Records for processing Start Marker

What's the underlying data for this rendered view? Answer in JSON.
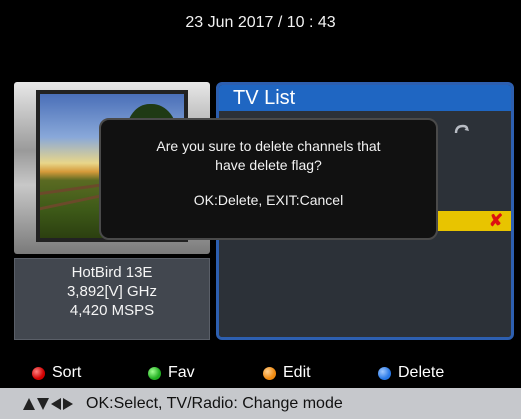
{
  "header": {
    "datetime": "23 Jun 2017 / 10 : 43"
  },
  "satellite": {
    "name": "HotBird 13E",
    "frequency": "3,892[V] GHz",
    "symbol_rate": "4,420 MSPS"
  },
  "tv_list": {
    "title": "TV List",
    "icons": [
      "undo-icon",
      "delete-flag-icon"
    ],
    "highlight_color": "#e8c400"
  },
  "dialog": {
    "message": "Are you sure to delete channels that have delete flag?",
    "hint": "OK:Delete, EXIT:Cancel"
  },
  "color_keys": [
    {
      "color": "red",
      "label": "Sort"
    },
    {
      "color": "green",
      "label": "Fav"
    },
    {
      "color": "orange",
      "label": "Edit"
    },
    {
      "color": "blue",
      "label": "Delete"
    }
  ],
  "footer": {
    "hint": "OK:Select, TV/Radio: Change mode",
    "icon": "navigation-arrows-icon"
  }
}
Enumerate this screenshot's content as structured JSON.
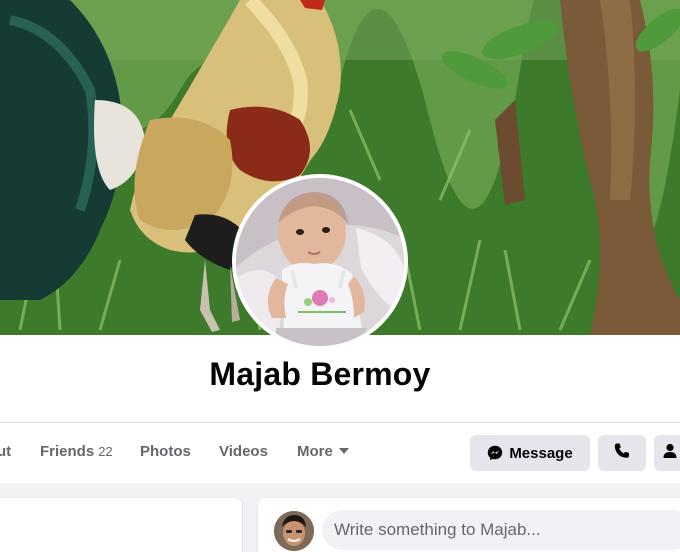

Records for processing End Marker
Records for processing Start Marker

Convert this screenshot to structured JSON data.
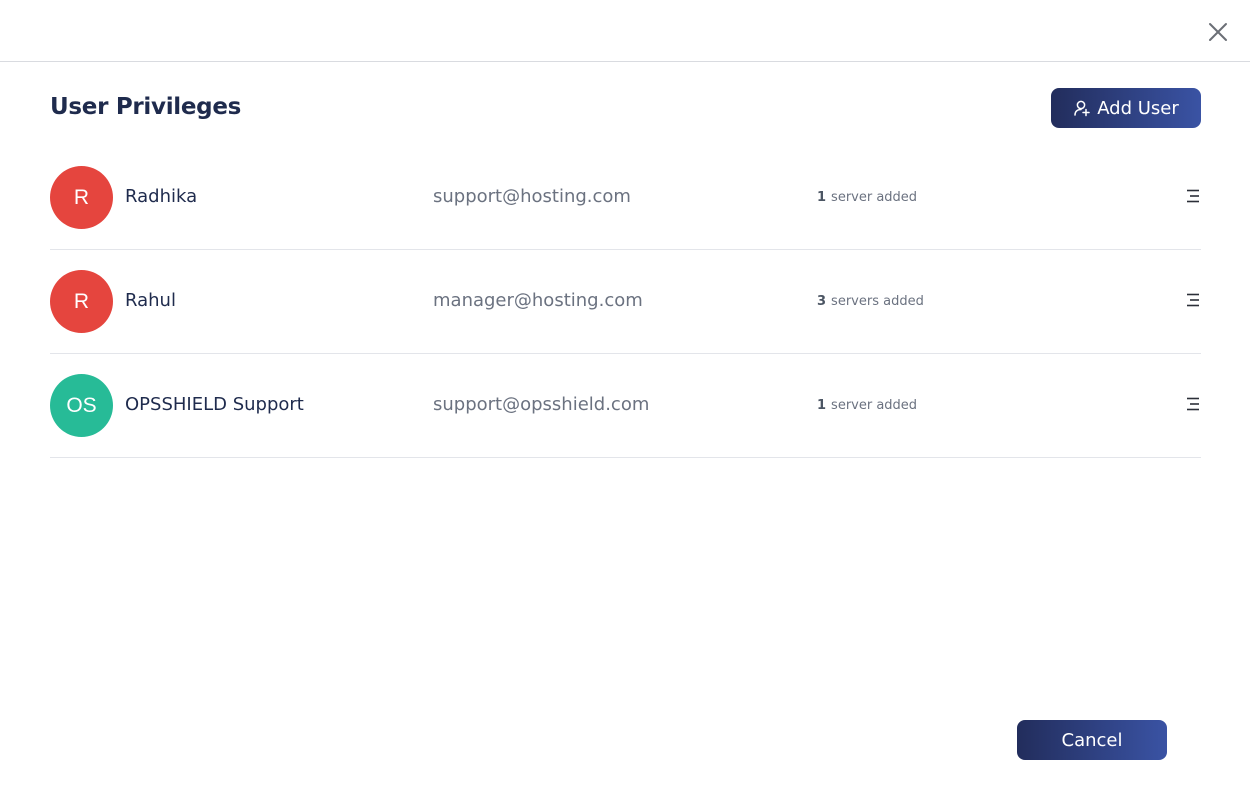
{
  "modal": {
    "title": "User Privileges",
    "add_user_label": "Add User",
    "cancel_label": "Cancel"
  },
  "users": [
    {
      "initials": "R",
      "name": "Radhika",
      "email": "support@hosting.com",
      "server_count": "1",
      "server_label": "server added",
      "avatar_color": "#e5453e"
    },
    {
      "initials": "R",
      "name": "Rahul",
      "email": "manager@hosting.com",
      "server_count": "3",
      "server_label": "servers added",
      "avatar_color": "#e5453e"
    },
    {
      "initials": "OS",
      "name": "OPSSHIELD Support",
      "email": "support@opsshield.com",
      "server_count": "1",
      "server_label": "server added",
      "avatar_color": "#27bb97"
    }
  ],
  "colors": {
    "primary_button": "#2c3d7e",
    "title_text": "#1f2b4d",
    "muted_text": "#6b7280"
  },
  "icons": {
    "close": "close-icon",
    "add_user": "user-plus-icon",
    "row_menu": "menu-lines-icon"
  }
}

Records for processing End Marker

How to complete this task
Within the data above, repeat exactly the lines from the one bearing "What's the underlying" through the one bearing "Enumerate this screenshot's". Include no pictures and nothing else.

Exercise response
What's the underlying data for this rendered view? Answer in JSON.
{
  "header": {
    "datetime": "23 Jun 2017 / 10 : 43"
  },
  "satellite": {
    "name": "HotBird 13E",
    "frequency": "3,892[V] GHz",
    "symbol_rate": "4,420 MSPS"
  },
  "tv_list": {
    "title": "TV List",
    "icons": [
      "undo-icon",
      "delete-flag-icon"
    ],
    "highlight_color": "#e8c400"
  },
  "dialog": {
    "message": "Are you sure to delete channels that have delete flag?",
    "hint": "OK:Delete, EXIT:Cancel"
  },
  "color_keys": [
    {
      "color": "red",
      "label": "Sort"
    },
    {
      "color": "green",
      "label": "Fav"
    },
    {
      "color": "orange",
      "label": "Edit"
    },
    {
      "color": "blue",
      "label": "Delete"
    }
  ],
  "footer": {
    "hint": "OK:Select, TV/Radio: Change mode",
    "icon": "navigation-arrows-icon"
  }
}
Enumerate this screenshot's content as structured JSON.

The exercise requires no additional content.